O pen and transparent bargaining about the “big issues” that really matter to educators — such as respect, equity and time for
teaching and learning — helps build union power.
That framework, which was central to the
discussion at a recent MTA Collective Bargaining
Summit in Springfield, helped the 140 participants
rethink some of the approaches they have historically
taken toward negotiations.
A good deal of the focus was on three key
MTA President Barbara Madeloni welcomed the
members who attended the daylong summit on Oct.
3, saying the conversations that would be inspired
by it “remind us to keep the ‘collective’ in collective
Madeloni said that union activism often “starts
one to one, with individual conversations,” but
eventually becomes like weaving a piece of fabric.
“We have to start with individual relationships and
stitch that fabric together,” she said.
The summit was built around three workshops.
One addressed the nuts and bolts of increasing
membership participation. Another concerned
negotiating contracts that address members’ key
issues, and the third focused on building on one-to-one and small-group conversations to bring in fellow
members, parents and others in the community, then
writing a platform statement that highlights key issues.
Members of the Concord Teachers Association
kicked off the event, with CTA President Merrie
Najimy explaining that open bargaining goes well
beyond the usual mandatory subjects — wages,
working conditions and hours.
Open bargaining requires “engaging and
involving your rank and file and the community
— parents and allies — from the beginning of the
process,” Najimy said, and then developing an
“aspiration statement” or platform. The platform can
be broad, such as, “What are the kinds of schools
She said that tying specific contract proposals
to that platform is key, as well as “committing
yourself to an open and transparent process from
the beginning to the end, which includes promising
never to have a conversation with the other side
away from the negotiating table.”
CTA members recounted a series of crises
beginning five years ago — unilateral decision-
making by the district superintendent, an attempt to
privatize school bus transportation, and community
anger over an expensive high school building project.
In the end, they said, dealing with these pressures
helped revitalize the union because educators used
them to build relationships — both within the
membership and with parents and other allies.
Roseanne Swain, a veteran music teacher and a
member of the CTA negotiating team, said the crises
showed members that “the power is in the numbers.”
T he idea for the recent summit took root last February at another MTA bargaining summit hat brought in organizers from St. Paul,
Minnesota, Portland, Oregon, and Chicago.
The speakers talked about how a combination
of approaches — extensive community organizing,
forums providing ways for stakeholders to hear
educators’ concerns, and open discussion of issues
with people who might be unfamiliar with the role
of unions — creates the supportive relationships that
lead to effective bargaining.
Those ideas resonated with members of
the CTA, who decided to employ some of the
approaches they had learned at the February summit
as they opened bargaining on a new contract in
March.
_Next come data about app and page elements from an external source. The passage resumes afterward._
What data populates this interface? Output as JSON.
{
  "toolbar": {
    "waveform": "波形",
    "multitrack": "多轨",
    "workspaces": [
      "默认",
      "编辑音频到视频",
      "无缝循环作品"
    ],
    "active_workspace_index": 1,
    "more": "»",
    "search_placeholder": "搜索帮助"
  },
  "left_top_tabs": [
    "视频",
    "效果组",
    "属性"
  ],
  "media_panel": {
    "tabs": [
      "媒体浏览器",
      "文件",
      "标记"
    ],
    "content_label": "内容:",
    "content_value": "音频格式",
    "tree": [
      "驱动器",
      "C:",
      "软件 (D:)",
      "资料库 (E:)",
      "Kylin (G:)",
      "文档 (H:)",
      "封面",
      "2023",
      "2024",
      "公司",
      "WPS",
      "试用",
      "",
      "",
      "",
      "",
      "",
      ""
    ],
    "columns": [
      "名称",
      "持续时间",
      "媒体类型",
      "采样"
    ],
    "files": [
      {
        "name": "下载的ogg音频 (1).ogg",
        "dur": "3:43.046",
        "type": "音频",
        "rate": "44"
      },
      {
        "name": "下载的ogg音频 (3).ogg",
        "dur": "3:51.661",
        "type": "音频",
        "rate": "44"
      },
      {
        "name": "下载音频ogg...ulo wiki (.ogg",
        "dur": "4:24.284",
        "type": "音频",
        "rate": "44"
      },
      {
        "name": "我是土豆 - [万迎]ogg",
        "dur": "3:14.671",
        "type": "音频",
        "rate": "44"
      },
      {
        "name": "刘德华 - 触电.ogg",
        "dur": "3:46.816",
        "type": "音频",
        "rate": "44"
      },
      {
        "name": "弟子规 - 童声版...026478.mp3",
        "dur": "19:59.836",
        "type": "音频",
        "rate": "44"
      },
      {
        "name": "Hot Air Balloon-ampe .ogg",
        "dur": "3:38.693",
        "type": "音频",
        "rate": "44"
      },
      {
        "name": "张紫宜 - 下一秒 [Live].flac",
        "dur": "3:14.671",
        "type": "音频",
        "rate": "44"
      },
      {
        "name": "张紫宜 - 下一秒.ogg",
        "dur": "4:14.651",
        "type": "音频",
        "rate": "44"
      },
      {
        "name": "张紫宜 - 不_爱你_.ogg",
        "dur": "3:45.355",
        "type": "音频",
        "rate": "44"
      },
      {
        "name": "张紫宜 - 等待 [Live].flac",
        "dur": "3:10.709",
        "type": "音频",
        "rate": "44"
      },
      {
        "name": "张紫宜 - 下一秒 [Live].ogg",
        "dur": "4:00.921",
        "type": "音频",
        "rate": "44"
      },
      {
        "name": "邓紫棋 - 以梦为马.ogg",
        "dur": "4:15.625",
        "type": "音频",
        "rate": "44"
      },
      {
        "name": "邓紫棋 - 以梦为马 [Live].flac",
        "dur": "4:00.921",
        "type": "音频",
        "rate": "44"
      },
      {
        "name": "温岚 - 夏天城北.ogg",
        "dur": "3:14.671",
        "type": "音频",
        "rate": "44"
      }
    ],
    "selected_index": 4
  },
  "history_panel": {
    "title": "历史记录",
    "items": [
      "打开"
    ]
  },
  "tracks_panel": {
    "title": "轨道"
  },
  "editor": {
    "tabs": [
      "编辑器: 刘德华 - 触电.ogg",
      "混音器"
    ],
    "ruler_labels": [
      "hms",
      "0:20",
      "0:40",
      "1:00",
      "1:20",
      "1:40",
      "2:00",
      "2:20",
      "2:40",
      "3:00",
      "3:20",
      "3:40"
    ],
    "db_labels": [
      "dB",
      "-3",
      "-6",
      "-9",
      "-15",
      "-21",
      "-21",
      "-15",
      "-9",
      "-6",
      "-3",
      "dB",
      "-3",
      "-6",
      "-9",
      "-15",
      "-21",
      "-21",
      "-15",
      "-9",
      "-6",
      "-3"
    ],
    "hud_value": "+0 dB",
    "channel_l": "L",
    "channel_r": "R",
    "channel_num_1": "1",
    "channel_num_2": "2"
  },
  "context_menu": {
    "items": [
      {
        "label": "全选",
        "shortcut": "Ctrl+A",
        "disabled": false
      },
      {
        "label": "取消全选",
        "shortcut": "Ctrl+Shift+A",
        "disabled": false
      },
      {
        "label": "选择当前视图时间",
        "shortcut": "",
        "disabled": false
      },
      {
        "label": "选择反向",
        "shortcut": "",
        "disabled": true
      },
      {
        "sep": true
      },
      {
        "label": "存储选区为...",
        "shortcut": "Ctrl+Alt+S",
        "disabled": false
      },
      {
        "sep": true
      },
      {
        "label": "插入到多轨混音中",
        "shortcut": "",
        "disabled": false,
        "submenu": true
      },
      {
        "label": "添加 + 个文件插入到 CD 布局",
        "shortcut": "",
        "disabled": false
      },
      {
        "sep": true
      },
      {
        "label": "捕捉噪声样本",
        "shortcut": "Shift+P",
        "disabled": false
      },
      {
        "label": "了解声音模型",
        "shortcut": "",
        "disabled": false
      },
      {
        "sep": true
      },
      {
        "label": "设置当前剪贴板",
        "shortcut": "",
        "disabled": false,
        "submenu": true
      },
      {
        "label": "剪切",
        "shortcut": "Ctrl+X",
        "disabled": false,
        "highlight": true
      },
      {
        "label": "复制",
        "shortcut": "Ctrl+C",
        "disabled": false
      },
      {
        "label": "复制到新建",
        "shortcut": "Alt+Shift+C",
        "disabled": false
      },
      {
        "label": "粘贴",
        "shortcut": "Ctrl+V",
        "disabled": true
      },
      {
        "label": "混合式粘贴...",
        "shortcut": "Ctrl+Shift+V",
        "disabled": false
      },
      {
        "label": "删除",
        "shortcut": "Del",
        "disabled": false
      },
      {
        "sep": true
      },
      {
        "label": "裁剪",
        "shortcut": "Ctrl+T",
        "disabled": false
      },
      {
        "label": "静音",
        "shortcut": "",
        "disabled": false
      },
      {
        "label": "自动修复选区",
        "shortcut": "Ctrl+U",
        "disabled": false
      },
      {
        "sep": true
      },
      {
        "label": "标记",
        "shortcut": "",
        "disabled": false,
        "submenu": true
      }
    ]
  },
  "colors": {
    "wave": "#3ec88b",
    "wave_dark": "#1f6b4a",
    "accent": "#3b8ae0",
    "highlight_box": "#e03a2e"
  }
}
The local also brought up the idea of open
bargaining, which had not been tried before in
Concord. “Could we really do that here?” wondered
CTA Vice President Karin Baker.
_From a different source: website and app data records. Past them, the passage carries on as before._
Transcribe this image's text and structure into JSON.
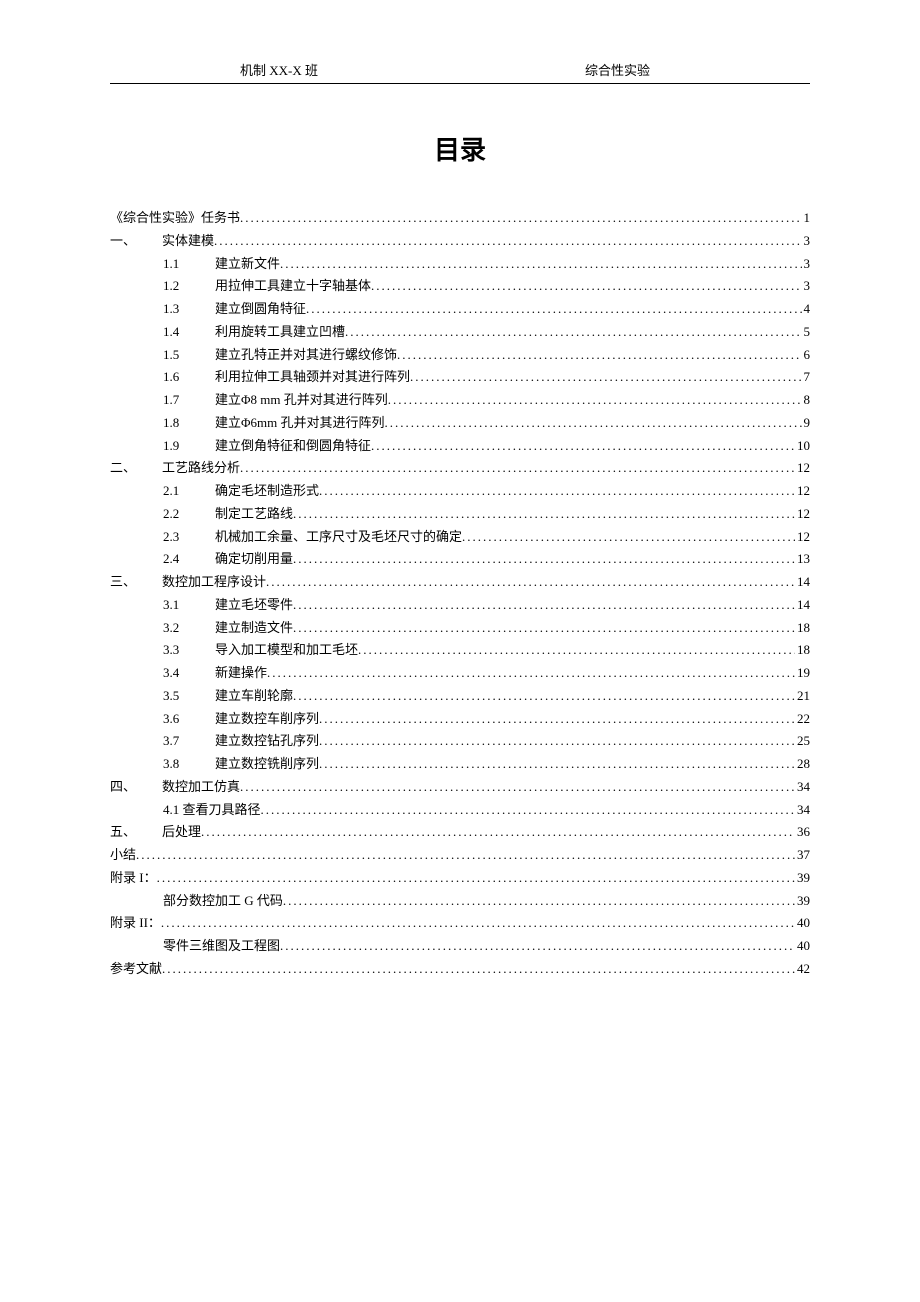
{
  "header": {
    "left": "机制 XX-X 班",
    "right": "综合性实验"
  },
  "title": "目录",
  "toc": [
    {
      "indent": 0,
      "num": "",
      "label": "《综合性实验》任务书",
      "page": "1"
    },
    {
      "indent": 0,
      "num": "一、",
      "label": "实体建模",
      "page": "3"
    },
    {
      "indent": 1,
      "num": "1.1",
      "label": "建立新文件",
      "page": "3"
    },
    {
      "indent": 1,
      "num": "1.2",
      "label": "用拉伸工具建立十字轴基体",
      "page": "3"
    },
    {
      "indent": 1,
      "num": "1.3",
      "label": "建立倒圆角特征",
      "page": "4"
    },
    {
      "indent": 1,
      "num": "1.4",
      "label": "利用旋转工具建立凹槽",
      "page": "5"
    },
    {
      "indent": 1,
      "num": "1.5",
      "label": "建立孔特正并对其进行螺纹修饰",
      "page": "6"
    },
    {
      "indent": 1,
      "num": "1.6",
      "label": "利用拉伸工具轴颈并对其进行阵列",
      "page": "7"
    },
    {
      "indent": 1,
      "num": "1.7",
      "label": "建立Φ8 mm 孔并对其进行阵列",
      "page": "8"
    },
    {
      "indent": 1,
      "num": "1.8",
      "label": "建立Φ6mm 孔并对其进行阵列",
      "page": "9"
    },
    {
      "indent": 1,
      "num": "1.9",
      "label": "建立倒角特征和倒圆角特征",
      "page": "10"
    },
    {
      "indent": 0,
      "num": "二、",
      "label": "工艺路线分析",
      "page": "12"
    },
    {
      "indent": 1,
      "num": "2.1",
      "label": "确定毛坯制造形式",
      "page": "12"
    },
    {
      "indent": 1,
      "num": "2.2",
      "label": "制定工艺路线",
      "page": "12"
    },
    {
      "indent": 1,
      "num": "2.3",
      "label": "机械加工余量、工序尺寸及毛坯尺寸的确定",
      "page": "12"
    },
    {
      "indent": 1,
      "num": "2.4",
      "label": "确定切削用量",
      "page": "13"
    },
    {
      "indent": 0,
      "num": "三、",
      "label": "数控加工程序设计",
      "page": "14"
    },
    {
      "indent": 1,
      "num": "3.1",
      "label": "建立毛坯零件",
      "page": "14"
    },
    {
      "indent": 1,
      "num": "3.2",
      "label": "建立制造文件",
      "page": "18"
    },
    {
      "indent": 1,
      "num": "3.3",
      "label": "导入加工模型和加工毛坯",
      "page": "18"
    },
    {
      "indent": 1,
      "num": "3.4",
      "label": "新建操作",
      "page": "19"
    },
    {
      "indent": 1,
      "num": "3.5",
      "label": "建立车削轮廓",
      "page": "21"
    },
    {
      "indent": 1,
      "num": "3.6",
      "label": "建立数控车削序列",
      "page": "22"
    },
    {
      "indent": 1,
      "num": "3.7",
      "label": "建立数控钻孔序列",
      "page": "25"
    },
    {
      "indent": 1,
      "num": "3.8",
      "label": "建立数控铣削序列",
      "page": "28"
    },
    {
      "indent": 0,
      "num": "四、",
      "label": "数控加工仿真",
      "page": "34"
    },
    {
      "indent": 1,
      "num": "",
      "label": "4.1 查看刀具路径",
      "page": "34"
    },
    {
      "indent": 0,
      "num": "五、",
      "label": "后处理",
      "page": "36"
    },
    {
      "indent": 0,
      "num": "",
      "label": "小结",
      "page": "37"
    },
    {
      "indent": 0,
      "num": "",
      "label": "附录 I：",
      "page": "39"
    },
    {
      "indent": 1,
      "num": "",
      "label": "部分数控加工 G 代码",
      "page": "39"
    },
    {
      "indent": 0,
      "num": "",
      "label": "附录 II：",
      "page": "40"
    },
    {
      "indent": 1,
      "num": "",
      "label": "零件三维图及工程图",
      "page": "40"
    },
    {
      "indent": 0,
      "num": "",
      "label": "参考文献",
      "page": "42"
    }
  ]
}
Najimy and Phil Dowgiert of the Springfield
Education Association brought a new business item
to the MTA’s 2015 Annual Meeting directing the
statewide association to focus some of its training
and development resources on open and transparent
bargaining with an eye to training locals to bring big
issues to the table. The NBI was adopted.
John Peachey, co-chair of the bargaining team
and a 24-year veteran of the Concord Public Schools,
said that actively listening to the concerns of
members and residents has made a “huge difference”
in how the CTA engages with the community.
As bargaining has continued, members and other
stakeholders have been showing up at negotiating
sessions. The response, Peachey said, has been
amazing. “Members are actively engaged,” he said.
“The teachers are all coming out and making time for
Peachey noted that more than 80 teachers came
to the last bargaining session. “It was standing room
only,” he said. “The administrators who came had to
go find their own chairs.”
Lorie Kelly, a third-grade teacher and president
of the Lynnfield Teachers Association, attended
the summit with fellow bargaining team members
Linda DaCorta and Tamara Tate. Kelly said the trio
returned re-energized as they head into bargaining on
one of their contracts.
She said the team “hit some roadblocks” the
last time it bargained and wasn’t looking forward to
more. The summit, she added, “reminded us of the
important work of pre-bargaining,” including person-to-person contact, charting, and having intentional
professional conversations that help generate
proposals among the membership.
Phil Dowgiert of Springfield told summit participants that his local is building coalitions with
other stakeholders to “bring more community voices” into the bargaining process.
Photo by Jean Conley